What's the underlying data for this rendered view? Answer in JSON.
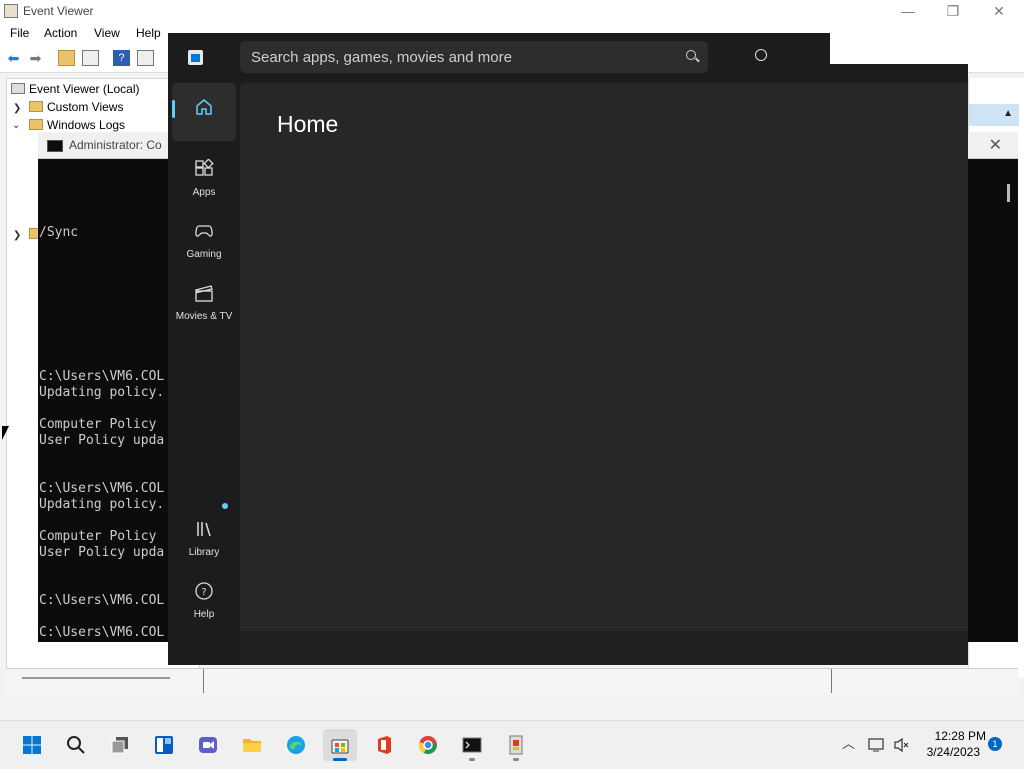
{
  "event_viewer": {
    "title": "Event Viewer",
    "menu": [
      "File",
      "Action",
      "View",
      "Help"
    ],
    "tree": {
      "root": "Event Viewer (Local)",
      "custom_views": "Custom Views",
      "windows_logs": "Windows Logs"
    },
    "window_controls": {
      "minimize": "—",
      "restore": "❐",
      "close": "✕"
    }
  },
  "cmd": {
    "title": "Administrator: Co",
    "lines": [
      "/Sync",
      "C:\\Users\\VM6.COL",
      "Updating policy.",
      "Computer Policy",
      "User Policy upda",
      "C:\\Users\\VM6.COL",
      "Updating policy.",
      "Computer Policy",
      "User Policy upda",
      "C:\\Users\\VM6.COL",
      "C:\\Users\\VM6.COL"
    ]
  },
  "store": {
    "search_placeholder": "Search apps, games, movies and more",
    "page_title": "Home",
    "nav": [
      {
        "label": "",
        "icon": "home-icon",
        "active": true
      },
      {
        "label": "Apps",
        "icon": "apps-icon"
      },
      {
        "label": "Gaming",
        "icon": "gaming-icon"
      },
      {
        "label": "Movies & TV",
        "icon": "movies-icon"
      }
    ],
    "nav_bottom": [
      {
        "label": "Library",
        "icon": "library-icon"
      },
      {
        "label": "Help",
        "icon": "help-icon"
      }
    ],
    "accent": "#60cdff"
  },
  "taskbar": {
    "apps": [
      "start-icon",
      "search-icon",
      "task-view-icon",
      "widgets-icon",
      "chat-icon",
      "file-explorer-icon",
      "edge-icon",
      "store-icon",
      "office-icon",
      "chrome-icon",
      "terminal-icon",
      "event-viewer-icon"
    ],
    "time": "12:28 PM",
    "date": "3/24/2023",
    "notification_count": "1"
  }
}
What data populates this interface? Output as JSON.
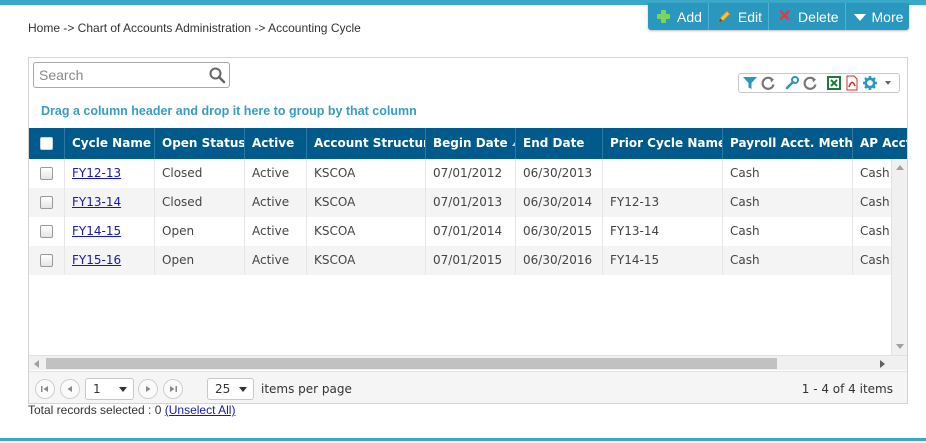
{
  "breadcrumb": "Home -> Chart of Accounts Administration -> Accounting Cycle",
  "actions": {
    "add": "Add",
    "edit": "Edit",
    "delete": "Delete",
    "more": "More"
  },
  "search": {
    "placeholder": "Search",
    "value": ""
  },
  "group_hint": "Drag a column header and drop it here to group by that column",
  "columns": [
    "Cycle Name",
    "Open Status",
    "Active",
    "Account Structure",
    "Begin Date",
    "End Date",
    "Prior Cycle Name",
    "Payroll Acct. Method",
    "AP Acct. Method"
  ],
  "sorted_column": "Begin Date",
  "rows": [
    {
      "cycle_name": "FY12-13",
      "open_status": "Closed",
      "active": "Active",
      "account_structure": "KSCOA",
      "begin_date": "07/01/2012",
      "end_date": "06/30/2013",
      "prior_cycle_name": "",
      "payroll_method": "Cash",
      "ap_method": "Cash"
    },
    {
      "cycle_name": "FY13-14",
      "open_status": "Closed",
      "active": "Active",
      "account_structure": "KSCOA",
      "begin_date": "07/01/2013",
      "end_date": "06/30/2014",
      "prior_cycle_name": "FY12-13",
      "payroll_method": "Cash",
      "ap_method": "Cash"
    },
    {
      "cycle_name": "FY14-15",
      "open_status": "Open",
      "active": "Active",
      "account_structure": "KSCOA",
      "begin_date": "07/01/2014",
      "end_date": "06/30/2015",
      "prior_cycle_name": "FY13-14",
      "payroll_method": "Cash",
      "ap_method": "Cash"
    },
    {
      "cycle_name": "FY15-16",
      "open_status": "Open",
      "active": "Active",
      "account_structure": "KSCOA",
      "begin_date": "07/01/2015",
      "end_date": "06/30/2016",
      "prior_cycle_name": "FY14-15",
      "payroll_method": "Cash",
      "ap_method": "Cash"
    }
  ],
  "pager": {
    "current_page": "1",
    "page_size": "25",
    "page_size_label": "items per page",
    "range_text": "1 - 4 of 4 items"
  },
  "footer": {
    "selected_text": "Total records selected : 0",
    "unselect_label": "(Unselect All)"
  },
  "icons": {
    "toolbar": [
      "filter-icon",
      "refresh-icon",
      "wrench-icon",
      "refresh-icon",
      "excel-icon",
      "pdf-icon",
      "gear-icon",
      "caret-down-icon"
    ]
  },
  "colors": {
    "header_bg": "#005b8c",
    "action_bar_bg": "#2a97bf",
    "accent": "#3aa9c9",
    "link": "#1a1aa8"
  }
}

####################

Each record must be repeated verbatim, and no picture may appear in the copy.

What's the underlying data for this rendered view? Answer in JSON.
{
  "event_viewer": {
    "title": "Event Viewer",
    "menu": [
      "File",
      "Action",
      "View",
      "Help"
    ],
    "tree": {
      "root": "Event Viewer (Local)",
      "custom_views": "Custom Views",
      "windows_logs": "Windows Logs"
    },
    "window_controls": {
      "minimize": "—",
      "restore": "❐",
      "close": "✕"
    }
  },
  "cmd": {
    "title": "Administrator: Co",
    "lines": [
      "/Sync",
      "C:\\Users\\VM6.COL",
      "Updating policy.",
      "Computer Policy",
      "User Policy upda",
      "C:\\Users\\VM6.COL",
      "Updating policy.",
      "Computer Policy",
      "User Policy upda",
      "C:\\Users\\VM6.COL",
      "C:\\Users\\VM6.COL"
    ]
  },
  "store": {
    "search_placeholder": "Search apps, games, movies and more",
    "page_title": "Home",
    "nav": [
      {
        "label": "",
        "icon": "home-icon",
        "active": true
      },
      {
        "label": "Apps",
        "icon": "apps-icon"
      },
      {
        "label": "Gaming",
        "icon": "gaming-icon"
      },
      {
        "label": "Movies & TV",
        "icon": "movies-icon"
      }
    ],
    "nav_bottom": [
      {
        "label": "Library",
        "icon": "library-icon"
      },
      {
        "label": "Help",
        "icon": "help-icon"
      }
    ],
    "accent": "#60cdff"
  },
  "taskbar": {
    "apps": [
      "start-icon",
      "search-icon",
      "task-view-icon",
      "widgets-icon",
      "chat-icon",
      "file-explorer-icon",
      "edge-icon",
      "store-icon",
      "office-icon",
      "chrome-icon",
      "terminal-icon",
      "event-viewer-icon"
    ],
    "time": "12:28 PM",
    "date": "3/24/2023",
    "notification_count": "1"
  }
}
What data populates this interface? Output as JSON.
{
  "breadcrumb": "Home -> Chart of Accounts Administration -> Accounting Cycle",
  "actions": {
    "add": "Add",
    "edit": "Edit",
    "delete": "Delete",
    "more": "More"
  },
  "search": {
    "placeholder": "Search",
    "value": ""
  },
  "group_hint": "Drag a column header and drop it here to group by that column",
  "columns": [
    "Cycle Name",
    "Open Status",
    "Active",
    "Account Structure",
    "Begin Date",
    "End Date",
    "Prior Cycle Name",
    "Payroll Acct. Method",
    "AP Acct. Method"
  ],
  "sorted_column": "Begin Date",
  "rows": [
    {
      "cycle_name": "FY12-13",
      "open_status": "Closed",
      "active": "Active",
      "account_structure": "KSCOA",
      "begin_date": "07/01/2012",
      "end_date": "06/30/2013",
      "prior_cycle_name": "",
      "payroll_method": "Cash",
      "ap_method": "Cash"
    },
    {
      "cycle_name": "FY13-14",
      "open_status": "Closed",
      "active": "Active",
      "account_structure": "KSCOA",
      "begin_date": "07/01/2013",
      "end_date": "06/30/2014",
      "prior_cycle_name": "FY12-13",
      "payroll_method": "Cash",
      "ap_method": "Cash"
    },
    {
      "cycle_name": "FY14-15",
      "open_status": "Open",
      "active": "Active",
      "account_structure": "KSCOA",
      "begin_date": "07/01/2014",
      "end_date": "06/30/2015",
      "prior_cycle_name": "FY13-14",
      "payroll_method": "Cash",
      "ap_method": "Cash"
    },
    {
      "cycle_name": "FY15-16",
      "open_status": "Open",
      "active": "Active",
      "account_structure": "KSCOA",
      "begin_date": "07/01/2015",
      "end_date": "06/30/2016",
      "prior_cycle_name": "FY14-15",
      "payroll_method": "Cash",
      "ap_method": "Cash"
    }
  ],
  "pager": {
    "current_page": "1",
    "page_size": "25",
    "page_size_label": "items per page",
    "range_text": "1 - 4 of 4 items"
  },
  "footer": {
    "selected_text": "Total records selected : 0",
    "unselect_label": "(Unselect All)"
  },
  "icons": {
    "toolbar": [
      "filter-icon",
      "refresh-icon",
      "wrench-icon",
      "refresh-icon",
      "excel-icon",
      "pdf-icon",
      "gear-icon",
      "caret-down-icon"
    ]
  },
  "colors": {
    "header_bg": "#005b8c",
    "action_bar_bg": "#2a97bf",
    "accent": "#3aa9c9",
    "link": "#1a1aa8"
  }
}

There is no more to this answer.